Special Journal Series:


    1. Zoodsma, M., Schaafsma, J., Sagherian-Dickey, T., & Friedrich, J. (2021). These Are Not Just Words: A Cross-National Comparative Study of the Content of Political Apologies. International Review of Social Psychology34(1), 15. DOI: http://doi.org/10.5334/irsp.503


Countries around the world increasingly try to redress past human rights violations by offering apologies. The debates surrounding many of these political apologies suggest they do not necessarily satisfy victims’ needs. Little is known, however, about the actual content of these apologies and the extent to which they include the elements that are often seen as essential to healing processes. In this exploratory study, we conducted a cross-national comparative analysis of the texts of political apologies (N = 203, offered by 50 countries) and coded whether they included a statement of sorry, apology, or regret (IFID), and an acknowledgement of wrongdoing, acceptance of responsibility, promise of non-repetition, promise of reparations, recognition of victim suffering, victim re-inclusion, victim praise, or a recognition of moral values/norms. We found that the majority of political apologies only include a selection of these elements, with some countries offering more comprehensive apologies than others. Most apologies, however, do contain an IFID, an acknowledgment of wrongdoing and a recognition of suffering, although there is variation in how this is expressed. This variation can be linked to the receiving group (i.e., within-country or not), the contentiousness of the apology in a country and – albeit weakly – the cultural context. Based on these findings, we suggest that when considering the impact of political apologies, it is crucial to consider quantity (how many apology components are included) as well as quality (how this is done).


Patel, N. (2019). Human rights-based approach to applied psychology. European Psychologist, 24, 113–124. https://doi.org/10.1027/1016-9040/a000371. This version of the article may not completely replicate the final version published in the European Psychologist. It is not the version of record and is therefore not suitable for citation.


Human rights and applied psychology share one key focus, amongst others: health and well- being.
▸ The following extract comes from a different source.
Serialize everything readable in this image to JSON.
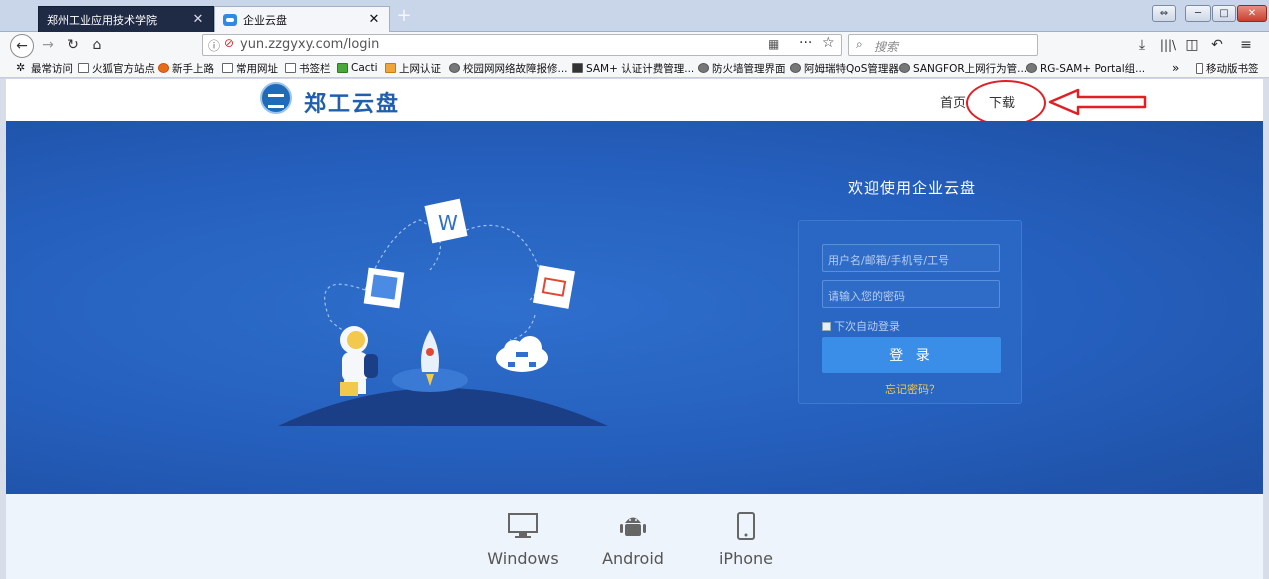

This article addresses the nature of human rights and their relevance to applied psychology and healthcare. Whilst human rights and psychology share many values, their limitations are intertwined, and human rights are contested. Yet, human rights offer a tool to applied psychologists, one which can help defend the human rights of those we work with and support. A human rights-based approach (HRBA) is defined, one which draws on a human rights framework and some key principles of human rights and considers their relevance to psychological practice, research, advocacy and pedagogy. Competencies for HRBA to applied psychology are identified and the professional stance of practitioner- activist is posited as apt for using a HRBA in applied psychology.